National Council for Mental Wellbeing

Skip to content National Council for Mental Wellbeing
Find a Provider
National Council for Mental Wellbeing logo
Stay connected to the latest news, thought leadership and resources for the behavioral heatth community, brought to you by the National Council for Mental Wellbeing.

Linda Henderson-Smith

Director of Children and Trauma-Informed Services

The Importance of Creating a Trauma-Informed Culture

July 20, 2016 | Mental Health Treatment | Comments
Share on LinkedIn

I was extremely nervous, I had never seen a psychologist before. There were a lot of questions going through my head: Would I be judged? Would I be blamed for what had happened to me? Could they really help?  Why was I here anyways? I’d been coping just fine. I had a full time job and was excelling in school. So what if I had nightmares and angry outbursts. I don’t mind being labeled the angry black woman. I would rather that than the crazy black woman.

As I entered the psychologist’s office, all of my thoughts stopped as I was taken aback by the clearly unhappy receptionist.

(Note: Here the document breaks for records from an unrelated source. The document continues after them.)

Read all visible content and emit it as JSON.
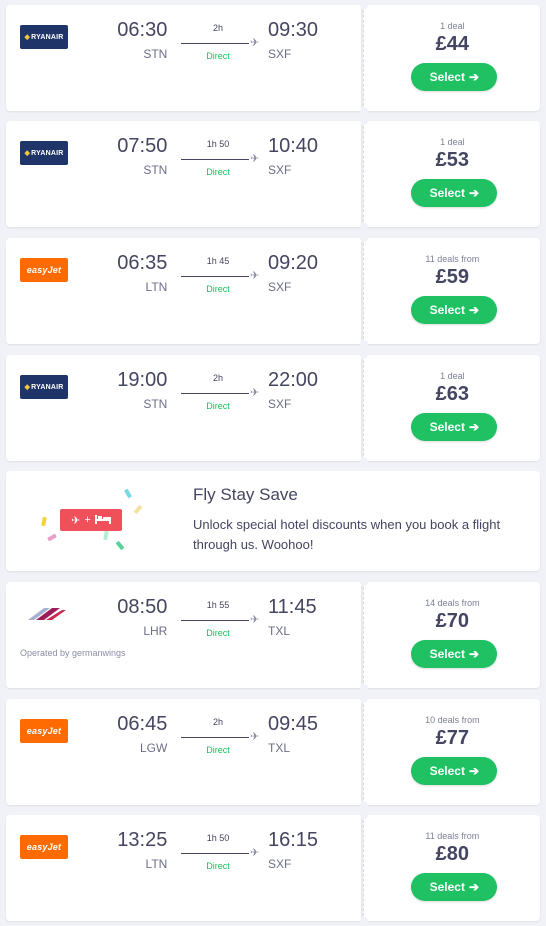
{
  "colors": {
    "accent_green": "#1fc163",
    "direct_green": "#1bbf5f",
    "ryanair_blue": "#1f3468",
    "ryanair_yellow": "#f2c641",
    "easyjet_orange": "#ff6b00",
    "promo_red": "#f0505a"
  },
  "flights": [
    {
      "airline": "RYANAIR",
      "logo_style": "ryanair",
      "dep_time": "06:30",
      "dep_code": "STN",
      "duration": "2h",
      "stops": "Direct",
      "arr_time": "09:30",
      "arr_code": "SXF",
      "deals": "1 deal",
      "price": "£44",
      "select_label": "Select",
      "operated_by": ""
    },
    {
      "airline": "RYANAIR",
      "logo_style": "ryanair",
      "dep_time": "07:50",
      "dep_code": "STN",
      "duration": "1h 50",
      "stops": "Direct",
      "arr_time": "10:40",
      "arr_code": "SXF",
      "deals": "1 deal",
      "price": "£53",
      "select_label": "Select",
      "operated_by": ""
    },
    {
      "airline": "easyJet",
      "logo_style": "easyjet",
      "dep_time": "06:35",
      "dep_code": "LTN",
      "duration": "1h 45",
      "stops": "Direct",
      "arr_time": "09:20",
      "arr_code": "SXF",
      "deals": "11 deals from",
      "price": "£59",
      "select_label": "Select",
      "operated_by": ""
    },
    {
      "airline": "RYANAIR",
      "logo_style": "ryanair",
      "dep_time": "19:00",
      "dep_code": "STN",
      "duration": "2h",
      "stops": "Direct",
      "arr_time": "22:00",
      "arr_code": "SXF",
      "deals": "1 deal",
      "price": "£63",
      "select_label": "Select",
      "operated_by": ""
    },
    {
      "airline": "",
      "logo_style": "eurowings",
      "dep_time": "08:50",
      "dep_code": "LHR",
      "duration": "1h 55",
      "stops": "Direct",
      "arr_time": "11:45",
      "arr_code": "TXL",
      "deals": "14 deals from",
      "price": "£70",
      "select_label": "Select",
      "operated_by": "Operated by germanwings"
    },
    {
      "airline": "easyJet",
      "logo_style": "easyjet",
      "dep_time": "06:45",
      "dep_code": "LGW",
      "duration": "2h",
      "stops": "Direct",
      "arr_time": "09:45",
      "arr_code": "TXL",
      "deals": "10 deals from",
      "price": "£77",
      "select_label": "Select",
      "operated_by": ""
    },
    {
      "airline": "easyJet",
      "logo_style": "easyjet",
      "dep_time": "13:25",
      "dep_code": "LTN",
      "duration": "1h 50",
      "stops": "Direct",
      "arr_time": "16:15",
      "arr_code": "SXF",
      "deals": "11 deals from",
      "price": "£80",
      "select_label": "Select",
      "operated_by": ""
    }
  ],
  "promo": {
    "title": "Fly Stay Save",
    "text": "Unlock special hotel discounts when you book a flight through us. Woohoo!",
    "badge_icons": [
      "plane-icon",
      "plus-icon",
      "bed-icon"
    ]
  }
}
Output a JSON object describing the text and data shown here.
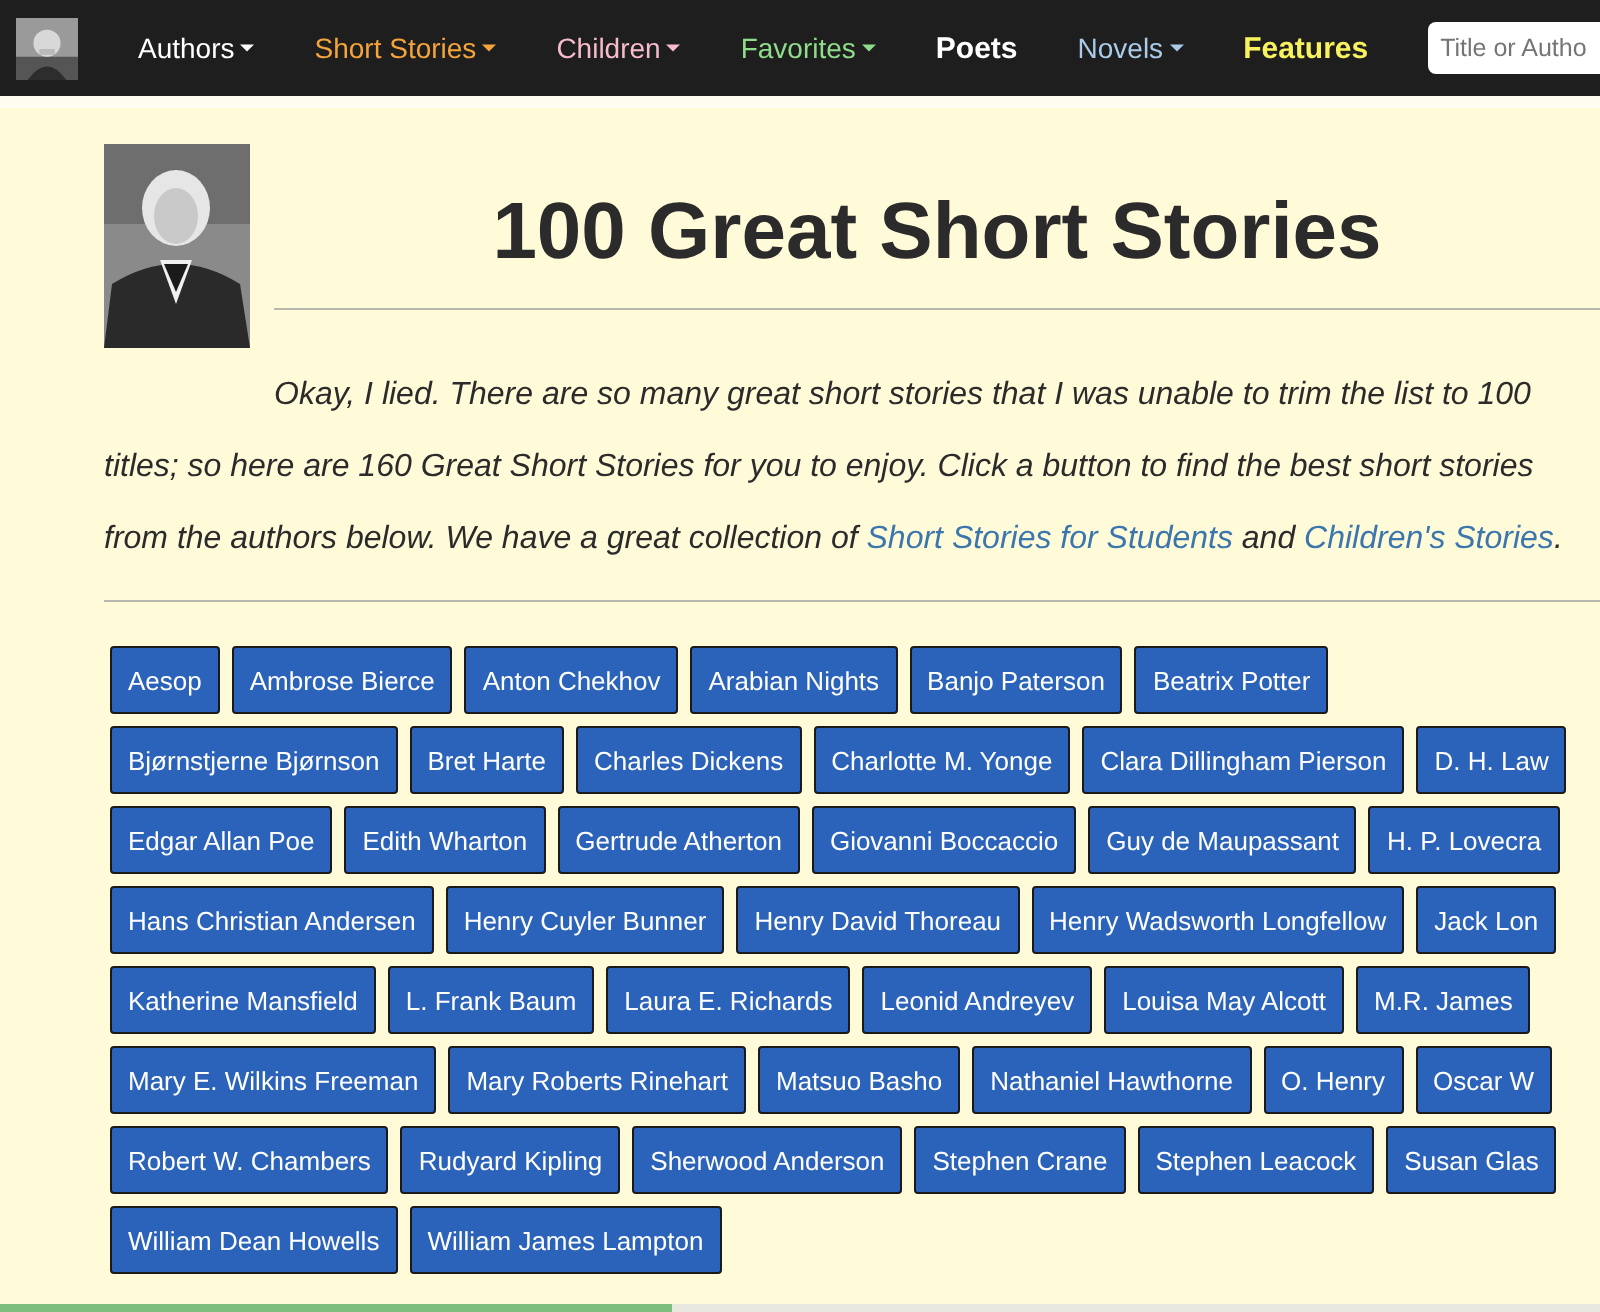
{
  "nav": {
    "items": [
      {
        "label": "Authors",
        "color": "#ffffff",
        "dropdown": true
      },
      {
        "label": "Short Stories",
        "color": "#f4a43a",
        "dropdown": true
      },
      {
        "label": "Children",
        "color": "#f6bccb",
        "dropdown": true
      },
      {
        "label": "Favorites",
        "color": "#8edb8a",
        "dropdown": true
      },
      {
        "label": "Poets",
        "color": "#ffffff",
        "dropdown": false
      },
      {
        "label": "Novels",
        "color": "#a9cbe8",
        "dropdown": true
      },
      {
        "label": "Features",
        "color": "#f7f25e",
        "dropdown": false
      }
    ],
    "search": {
      "placeholder": "Title or Autho"
    }
  },
  "title": "100 Great Short Stories",
  "intro": "Okay, I lied. There are so many great short stories that I was unable to trim the list to 100 titles; so here are 160 Great Short Stories for you to enjoy. Click a button to find the best short stories from the authors below. We have a great collection of ",
  "links": [
    "Short Stories for Students",
    "Children's Stories"
  ],
  "link_joiner": " and ",
  "end": ".",
  "author_rows": [
    [
      "Aesop",
      "Ambrose Bierce",
      "Anton Chekhov",
      "Arabian Nights",
      "Banjo Paterson",
      "Beatrix Potter"
    ],
    [
      "Bjørnstjerne Bjørnson",
      "Bret Harte",
      "Charles Dickens",
      "Charlotte M. Yonge",
      "Clara Dillingham Pierson",
      "D. H. Law"
    ],
    [
      "Edgar Allan Poe",
      "Edith Wharton",
      "Gertrude Atherton",
      "Giovanni Boccaccio",
      "Guy de Maupassant",
      "H. P. Lovecra"
    ],
    [
      "Hans Christian Andersen",
      "Henry Cuyler Bunner",
      "Henry David Thoreau",
      "Henry Wadsworth Longfellow",
      "Jack Lon"
    ],
    [
      "Katherine Mansfield",
      "L. Frank Baum",
      "Laura E. Richards",
      "Leonid Andreyev",
      "Louisa May Alcott",
      "M.R. James"
    ],
    [
      "Mary E. Wilkins Freeman",
      "Mary Roberts Rinehart",
      "Matsuo Basho",
      "Nathaniel Hawthorne",
      "O. Henry",
      "Oscar W"
    ],
    [
      "Robert W. Chambers",
      "Rudyard Kipling",
      "Sherwood Anderson",
      "Stephen Crane",
      "Stephen Leacock",
      "Susan Glas"
    ],
    [
      "William Dean Howells",
      "William James Lampton"
    ]
  ],
  "reading_progress": {
    "level": 0.42
  }
}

She tried to put a smile on her face when she greeted me, pointed me to the sign in board, told me to sit down and wait to be called, but I obviously was interrupting a gripe session with her co-worker. As she continued her conversation, I heard many complaints about clinical staff and management, about being overworked, underappreciated and disrespected. I was distraught. Would the same people causing her frustration really be able to help me? Would I be able to trust these people with my life story?

It was at that moment that I decided that I would finish the intake assessment, but would not be coming back for follow-up care to this provider or any other for that matter. It was just too scary. Unfortunately, as I began to speak to others who I knew who were also seeking help, the stories of their first experience in a psychologist’s office or behavioral health clinic was very similar. They felt weird having to ask for help and were quickly turned off by the staff and the culture of the organization.

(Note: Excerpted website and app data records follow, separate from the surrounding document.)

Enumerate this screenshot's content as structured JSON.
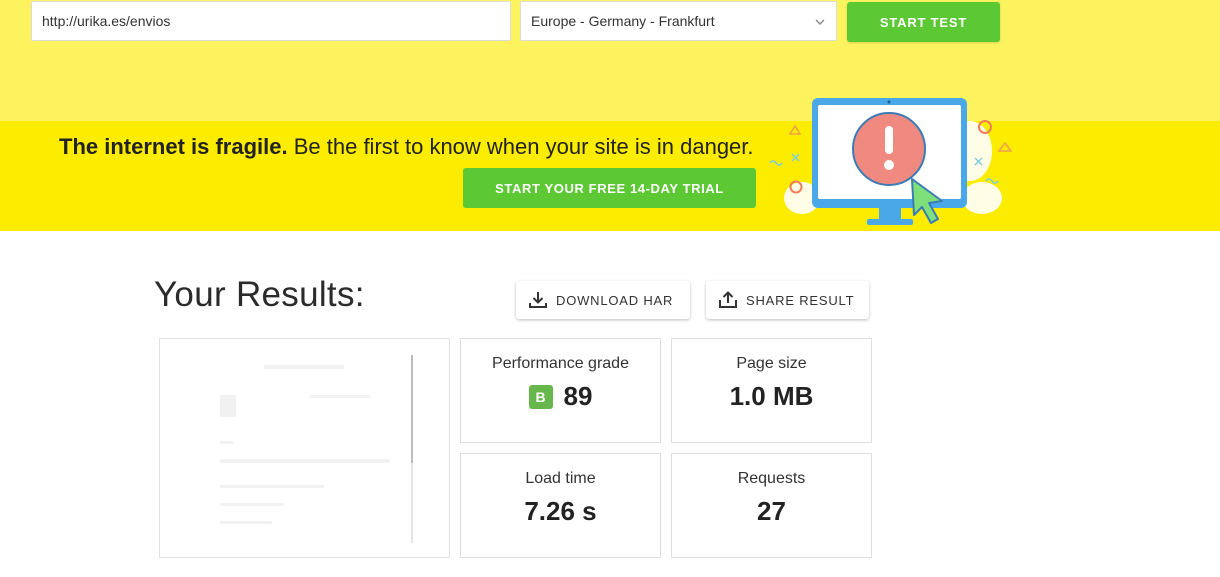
{
  "test_bar": {
    "url_value": "http://urika.es/envios",
    "location_selected": "Europe - Germany - Frankfurt",
    "start_label": "START TEST",
    "start_color": "#5cc834",
    "background": "#fdf35e"
  },
  "promo": {
    "headline_bold": "The internet is fragile.",
    "headline_rest": " Be the first to know when your site is in danger.",
    "trial_label": "START YOUR FREE 14-DAY TRIAL",
    "background": "#fcec00"
  },
  "results": {
    "title": "Your Results:",
    "download_label": "DOWNLOAD HAR",
    "share_label": "SHARE RESULT",
    "cards": {
      "performance": {
        "label": "Performance grade",
        "grade": "B",
        "score": "89"
      },
      "page_size": {
        "label": "Page size",
        "value": "1.0 MB"
      },
      "load_time": {
        "label": "Load time",
        "value": "7.26 s"
      },
      "requests": {
        "label": "Requests",
        "value": "27"
      }
    }
  },
  "icons": {
    "select_chevron": "chevron-down-icon",
    "download": "download-icon",
    "share": "share-icon",
    "illustration": "monitor-alert-illustration"
  }
}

I realize now that much of the culture and attitudes of the staff that I and others experienced were not the “fault” of the organization or its staff. It was largely due to staff feeling overworked and having to deal with difficult and traumatic situations daily, multiple times a day. This type of work environment can and often does cause burn out and secondary trauma for many staff, from the front lines to leadership. However, there is something that can be done.

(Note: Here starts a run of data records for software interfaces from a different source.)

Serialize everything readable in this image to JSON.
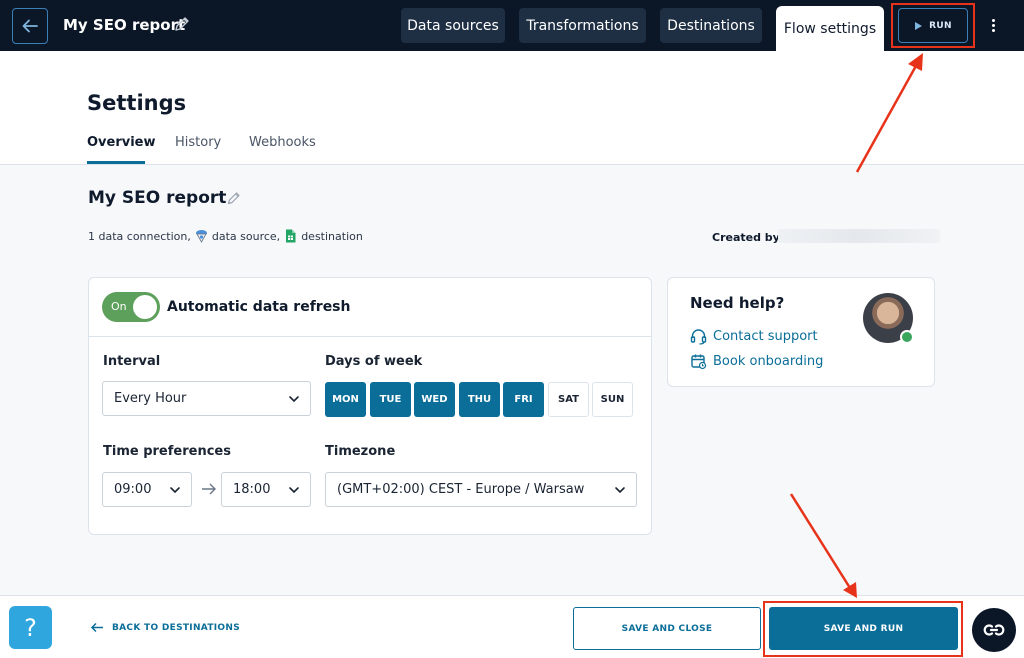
{
  "topbar": {
    "flow_title": "My SEO report",
    "tabs": [
      {
        "label": "Data sources"
      },
      {
        "label": "Transformations"
      },
      {
        "label": "Destinations"
      },
      {
        "label": "Flow settings"
      }
    ],
    "run_label": "RUN"
  },
  "settings": {
    "title": "Settings",
    "subtabs": [
      {
        "label": "Overview"
      },
      {
        "label": "History"
      },
      {
        "label": "Webhooks"
      }
    ]
  },
  "flow": {
    "name": "My SEO report",
    "meta": {
      "connection": "1 data connection,",
      "source": "data source,",
      "destination": "destination"
    },
    "created_by_label": "Created by:"
  },
  "refresh": {
    "toggle_label": "On",
    "toggle_state": "on",
    "title": "Automatic data refresh",
    "interval_label": "Interval",
    "interval_value": "Every Hour",
    "days_label": "Days of week",
    "days": [
      {
        "label": "MON",
        "selected": true
      },
      {
        "label": "TUE",
        "selected": true
      },
      {
        "label": "WED",
        "selected": true
      },
      {
        "label": "THU",
        "selected": true
      },
      {
        "label": "FRI",
        "selected": true
      },
      {
        "label": "SAT",
        "selected": false
      },
      {
        "label": "SUN",
        "selected": false
      }
    ],
    "time_label": "Time preferences",
    "time_from": "09:00",
    "time_to": "18:00",
    "timezone_label": "Timezone",
    "timezone_value": "(GMT+02:00) CEST - Europe / Warsaw"
  },
  "help": {
    "title": "Need help?",
    "contact": "Contact support",
    "onboarding": "Book onboarding"
  },
  "footer": {
    "help_icon": "?",
    "back_label": "BACK TO DESTINATIONS",
    "save_close_label": "SAVE AND CLOSE",
    "save_run_label": "SAVE AND RUN"
  },
  "colors": {
    "topbar_bg": "#0b1627",
    "accent": "#0b6e99",
    "toggle_on": "#5da05c",
    "annotation_red": "#e8331b"
  }
}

According to SAMHSA (2014), one of the tenants of being a trauma-informed organization is having a safe, calm and secure environment with supportive care, for both staff and clients. This type of environment lends itself to making any person, staff or client feel respected, appreciated and most importantly safe. The National Council’s Seven Domains of Trauma-Informed Care highlight this critical area of focus. Domain 5 – Safe and Secure Environments – provides a framework for organizations, systems and communities to insure their policies, practices and procedures promote environments which avoid re-traumatization and re-victimization and which involve everyone in the organization in a coordinated effort to create healing and safe environments, while reducing staff and client turnover.

If the provider’s office I walked into would’ve focused on making the environment safe, calm and secure, I may have gotten the help when I needed it the most, not many years later. How many clients have decided not to seek the treatment they needed because of an organization not being trauma-informed? And bringing this down to sea level, here are some other questions you may want to ask yourself about your organization:

  • Are clients and staff treated with universal precaution regarding trauma?
  • Are staff and clients alike allowed to discuss what is going on with them without fear of judgment or retribution?
  • Are your processes and practices – from customer service to clinical and administrative processes ad practices – free from re-traumatization or re-victimization of your staff or clients?
  • Are your staff free from burnout and secondary or vicarious trauma?

If your answer is no to any of these questions or you feel like you could be addressing the questions better, the National Council’s trauma-informed care team can assist you in taking the next steps in becoming trauma-informed and moving towards where you want to be for your clients and staff.

My experience as both a consumer and a clinician within several community behavioral health organizations has highlighted the urgent need for organizations to become trauma-informed and ensure that staff and clients alike experience the safe, calm, and secure environment which facilitates healing and recovery. I have witnessed how becoming a trauma-informed organization has changed the lives of staff and clients. Are you ready to take a step forward?